**Data for analysis:**
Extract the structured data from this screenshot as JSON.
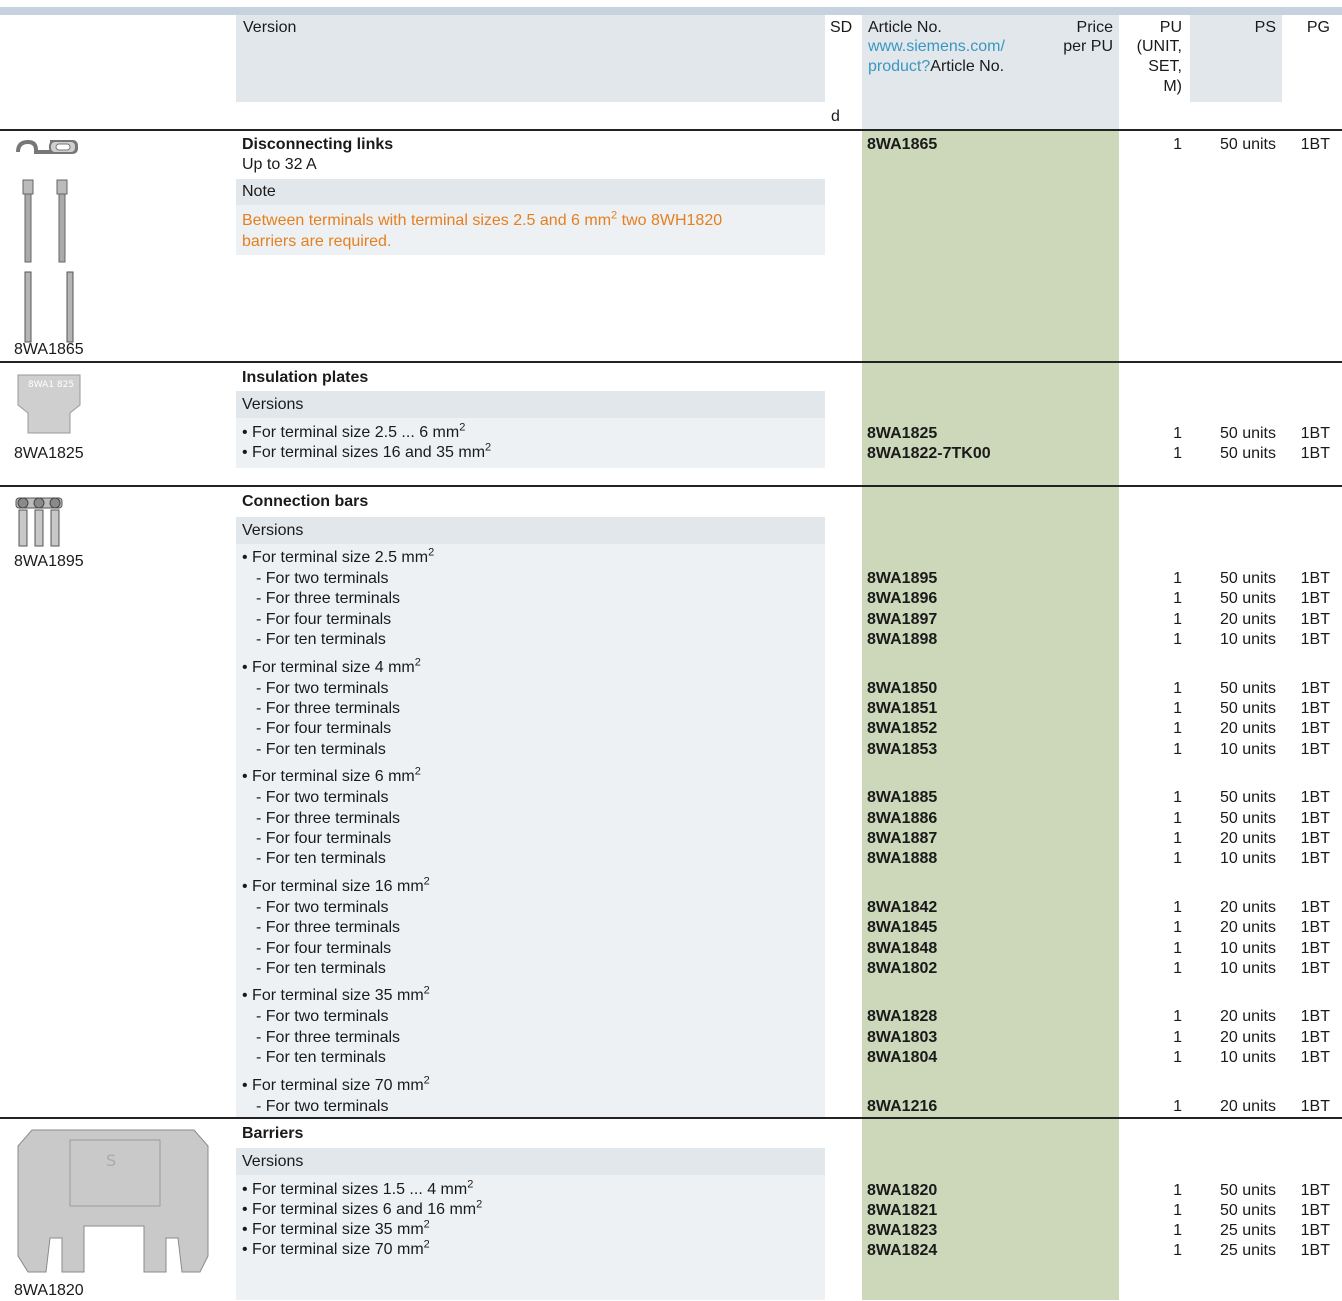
{
  "header": {
    "version": "Version",
    "sd": "SD",
    "d": "d",
    "article_no": "Article No.",
    "article_link1": "www.siemens.com/",
    "article_link2": "product?",
    "article_link3": "Article No.",
    "price1": "Price",
    "price2": "per PU",
    "pu1": "PU",
    "pu2": "(UNIT,",
    "pu3": "SET,",
    "pu4": "M)",
    "ps": "PS",
    "pg": "PG"
  },
  "sections": {
    "disconnecting": {
      "title": "Disconnecting links",
      "subtitle": "Up to 32 A",
      "note_label": "Note",
      "note_text_a": "Between terminals with terminal sizes 2.5 and 6 mm",
      "note_sup": "2",
      "note_text_b": " two 8WH1820",
      "note_text_c": "barriers are required.",
      "article": "8WA1865",
      "pu": "1",
      "ps": "50 units",
      "pg": "1BT",
      "image_label": "8WA1865"
    },
    "insulation": {
      "title": "Insulation plates",
      "versions_label": "Versions",
      "image_label": "8WA1825",
      "rows": [
        {
          "text": "• For terminal size 2.5 ... 6 mm",
          "sup": "2",
          "article": "8WA1825",
          "pu": "1",
          "ps": "50 units",
          "pg": "1BT"
        },
        {
          "text": "• For terminal sizes 16 and 35 mm",
          "sup": "2",
          "article": "8WA1822-7TK00",
          "pu": "1",
          "ps": "50 units",
          "pg": "1BT"
        }
      ]
    },
    "connection": {
      "title": "Connection bars",
      "versions_label": "Versions",
      "image_label": "8WA1895",
      "groups": [
        {
          "heading": "• For terminal size 2.5 mm",
          "sup": "2",
          "items": [
            {
              "text": "- For two terminals",
              "article": "8WA1895",
              "pu": "1",
              "ps": "50 units",
              "pg": "1BT"
            },
            {
              "text": "- For three terminals",
              "article": "8WA1896",
              "pu": "1",
              "ps": "50 units",
              "pg": "1BT"
            },
            {
              "text": "- For four terminals",
              "article": "8WA1897",
              "pu": "1",
              "ps": "20 units",
              "pg": "1BT"
            },
            {
              "text": "- For ten terminals",
              "article": "8WA1898",
              "pu": "1",
              "ps": "10 units",
              "pg": "1BT"
            }
          ]
        },
        {
          "heading": "• For terminal size 4 mm",
          "sup": "2",
          "items": [
            {
              "text": "- For two terminals",
              "article": "8WA1850",
              "pu": "1",
              "ps": "50 units",
              "pg": "1BT"
            },
            {
              "text": "- For three terminals",
              "article": "8WA1851",
              "pu": "1",
              "ps": "50 units",
              "pg": "1BT"
            },
            {
              "text": "- For four terminals",
              "article": "8WA1852",
              "pu": "1",
              "ps": "20 units",
              "pg": "1BT"
            },
            {
              "text": "- For ten terminals",
              "article": "8WA1853",
              "pu": "1",
              "ps": "10 units",
              "pg": "1BT"
            }
          ]
        },
        {
          "heading": "• For terminal size 6 mm",
          "sup": "2",
          "items": [
            {
              "text": "- For two terminals",
              "article": "8WA1885",
              "pu": "1",
              "ps": "50 units",
              "pg": "1BT"
            },
            {
              "text": "- For three terminals",
              "article": "8WA1886",
              "pu": "1",
              "ps": "50 units",
              "pg": "1BT"
            },
            {
              "text": "- For four terminals",
              "article": "8WA1887",
              "pu": "1",
              "ps": "20 units",
              "pg": "1BT"
            },
            {
              "text": "- For ten terminals",
              "article": "8WA1888",
              "pu": "1",
              "ps": "10 units",
              "pg": "1BT"
            }
          ]
        },
        {
          "heading": "• For terminal size 16 mm",
          "sup": "2",
          "items": [
            {
              "text": "- For two terminals",
              "article": "8WA1842",
              "pu": "1",
              "ps": "20 units",
              "pg": "1BT"
            },
            {
              "text": "- For three terminals",
              "article": "8WA1845",
              "pu": "1",
              "ps": "20 units",
              "pg": "1BT"
            },
            {
              "text": "- For four terminals",
              "article": "8WA1848",
              "pu": "1",
              "ps": "10 units",
              "pg": "1BT"
            },
            {
              "text": "- For ten terminals",
              "article": "8WA1802",
              "pu": "1",
              "ps": "10 units",
              "pg": "1BT"
            }
          ]
        },
        {
          "heading": "• For terminal size 35 mm",
          "sup": "2",
          "items": [
            {
              "text": "- For two terminals",
              "article": "8WA1828",
              "pu": "1",
              "ps": "20 units",
              "pg": "1BT"
            },
            {
              "text": "- For three terminals",
              "article": "8WA1803",
              "pu": "1",
              "ps": "20 units",
              "pg": "1BT"
            },
            {
              "text": "- For ten terminals",
              "article": "8WA1804",
              "pu": "1",
              "ps": "10 units",
              "pg": "1BT"
            }
          ]
        },
        {
          "heading": "• For terminal size 70 mm",
          "sup": "2",
          "items": [
            {
              "text": "- For two terminals",
              "article": "8WA1216",
              "pu": "1",
              "ps": "20 units",
              "pg": "1BT"
            }
          ]
        }
      ]
    },
    "barriers": {
      "title": "Barriers",
      "versions_label": "Versions",
      "image_label": "8WA1820",
      "rows": [
        {
          "text": "• For terminal sizes 1.5 ... 4 mm",
          "sup": "2",
          "article": "8WA1820",
          "pu": "1",
          "ps": "50 units",
          "pg": "1BT"
        },
        {
          "text": "• For terminal sizes 6 and 16 mm",
          "sup": "2",
          "article": "8WA1821",
          "pu": "1",
          "ps": "50 units",
          "pg": "1BT"
        },
        {
          "text": "• For terminal size 35 mm",
          "sup": "2",
          "article": "8WA1823",
          "pu": "1",
          "ps": "25 units",
          "pg": "1BT"
        },
        {
          "text": "• For terminal size 70 mm",
          "sup": "2",
          "article": "8WA1824",
          "pu": "1",
          "ps": "25 units",
          "pg": "1BT"
        }
      ]
    }
  }
}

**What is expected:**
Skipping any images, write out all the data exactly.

**Response:**
Extract the structured data from this screenshot as JSON.
{
  "header": {
    "version": "Version",
    "sd": "SD",
    "d": "d",
    "article_no": "Article No.",
    "article_link1": "www.siemens.com/",
    "article_link2": "product?",
    "article_link3": "Article No.",
    "price1": "Price",
    "price2": "per PU",
    "pu1": "PU",
    "pu2": "(UNIT,",
    "pu3": "SET,",
    "pu4": "M)",
    "ps": "PS",
    "pg": "PG"
  },
  "sections": {
    "disconnecting": {
      "title": "Disconnecting links",
      "subtitle": "Up to 32 A",
      "note_label": "Note",
      "note_text_a": "Between terminals with terminal sizes 2.5 and 6 mm",
      "note_sup": "2",
      "note_text_b": " two 8WH1820",
      "note_text_c": "barriers are required.",
      "article": "8WA1865",
      "pu": "1",
      "ps": "50 units",
      "pg": "1BT",
      "image_label": "8WA1865"
    },
    "insulation": {
      "title": "Insulation plates",
      "versions_label": "Versions",
      "image_label": "8WA1825",
      "rows": [
        {
          "text": "• For terminal size 2.5 ... 6 mm",
          "sup": "2",
          "article": "8WA1825",
          "pu": "1",
          "ps": "50 units",
          "pg": "1BT"
        },
        {
          "text": "• For terminal sizes 16 and 35 mm",
          "sup": "2",
          "article": "8WA1822-7TK00",
          "pu": "1",
          "ps": "50 units",
          "pg": "1BT"
        }
      ]
    },
    "connection": {
      "title": "Connection bars",
      "versions_label": "Versions",
      "image_label": "8WA1895",
      "groups": [
        {
          "heading": "• For terminal size 2.5 mm",
          "sup": "2",
          "items": [
            {
              "text": "- For two terminals",
              "article": "8WA1895",
              "pu": "1",
              "ps": "50 units",
              "pg": "1BT"
            },
            {
              "text": "- For three terminals",
              "article": "8WA1896",
              "pu": "1",
              "ps": "50 units",
              "pg": "1BT"
            },
            {
              "text": "- For four terminals",
              "article": "8WA1897",
              "pu": "1",
              "ps": "20 units",
              "pg": "1BT"
            },
            {
              "text": "- For ten terminals",
              "article": "8WA1898",
              "pu": "1",
              "ps": "10 units",
              "pg": "1BT"
            }
          ]
        },
        {
          "heading": "• For terminal size 4 mm",
          "sup": "2",
          "items": [
            {
              "text": "- For two terminals",
              "article": "8WA1850",
              "pu": "1",
              "ps": "50 units",
              "pg": "1BT"
            },
            {
              "text": "- For three terminals",
              "article": "8WA1851",
              "pu": "1",
              "ps": "50 units",
              "pg": "1BT"
            },
            {
              "text": "- For four terminals",
              "article": "8WA1852",
              "pu": "1",
              "ps": "20 units",
              "pg": "1BT"
            },
            {
              "text": "- For ten terminals",
              "article": "8WA1853",
              "pu": "1",
              "ps": "10 units",
              "pg": "1BT"
            }
          ]
        },
        {
          "heading": "• For terminal size 6 mm",
          "sup": "2",
          "items": [
            {
              "text": "- For two terminals",
              "article": "8WA1885",
              "pu": "1",
              "ps": "50 units",
              "pg": "1BT"
            },
            {
              "text": "- For three terminals",
              "article": "8WA1886",
              "pu": "1",
              "ps": "50 units",
              "pg": "1BT"
            },
            {
              "text": "- For four terminals",
              "article": "8WA1887",
              "pu": "1",
              "ps": "20 units",
              "pg": "1BT"
            },
            {
              "text": "- For ten terminals",
              "article": "8WA1888",
              "pu": "1",
              "ps": "10 units",
              "pg": "1BT"
            }
          ]
        },
        {
          "heading": "• For terminal size 16 mm",
          "sup": "2",
          "items": [
            {
              "text": "- For two terminals",
              "article": "8WA1842",
              "pu": "1",
              "ps": "20 units",
              "pg": "1BT"
            },
            {
              "text": "- For three terminals",
              "article": "8WA1845",
              "pu": "1",
              "ps": "20 units",
              "pg": "1BT"
            },
            {
              "text": "- For four terminals",
              "article": "8WA1848",
              "pu": "1",
              "ps": "10 units",
              "pg": "1BT"
            },
            {
              "text": "- For ten terminals",
              "article": "8WA1802",
              "pu": "1",
              "ps": "10 units",
              "pg": "1BT"
            }
          ]
        },
        {
          "heading": "• For terminal size 35 mm",
          "sup": "2",
          "items": [
            {
              "text": "- For two terminals",
              "article": "8WA1828",
              "pu": "1",
              "ps": "20 units",
              "pg": "1BT"
            },
            {
              "text": "- For three terminals",
              "article": "8WA1803",
              "pu": "1",
              "ps": "20 units",
              "pg": "1BT"
            },
            {
              "text": "- For ten terminals",
              "article": "8WA1804",
              "pu": "1",
              "ps": "10 units",
              "pg": "1BT"
            }
          ]
        },
        {
          "heading": "• For terminal size 70 mm",
          "sup": "2",
          "items": [
            {
              "text": "- For two terminals",
              "article": "8WA1216",
              "pu": "1",
              "ps": "20 units",
              "pg": "1BT"
            }
          ]
        }
      ]
    },
    "barriers": {
      "title": "Barriers",
      "versions_label": "Versions",
      "image_label": "8WA1820",
      "rows": [
        {
          "text": "• For terminal sizes 1.5 ... 4 mm",
          "sup": "2",
          "article": "8WA1820",
          "pu": "1",
          "ps": "50 units",
          "pg": "1BT"
        },
        {
          "text": "• For terminal sizes 6 and 16 mm",
          "sup": "2",
          "article": "8WA1821",
          "pu": "1",
          "ps": "50 units",
          "pg": "1BT"
        },
        {
          "text": "• For terminal size 35 mm",
          "sup": "2",
          "article": "8WA1823",
          "pu": "1",
          "ps": "25 units",
          "pg": "1BT"
        },
        {
          "text": "• For terminal size 70 mm",
          "sup": "2",
          "article": "8WA1824",
          "pu": "1",
          "ps": "25 units",
          "pg": "1BT"
        }
      ]
    }
  }
}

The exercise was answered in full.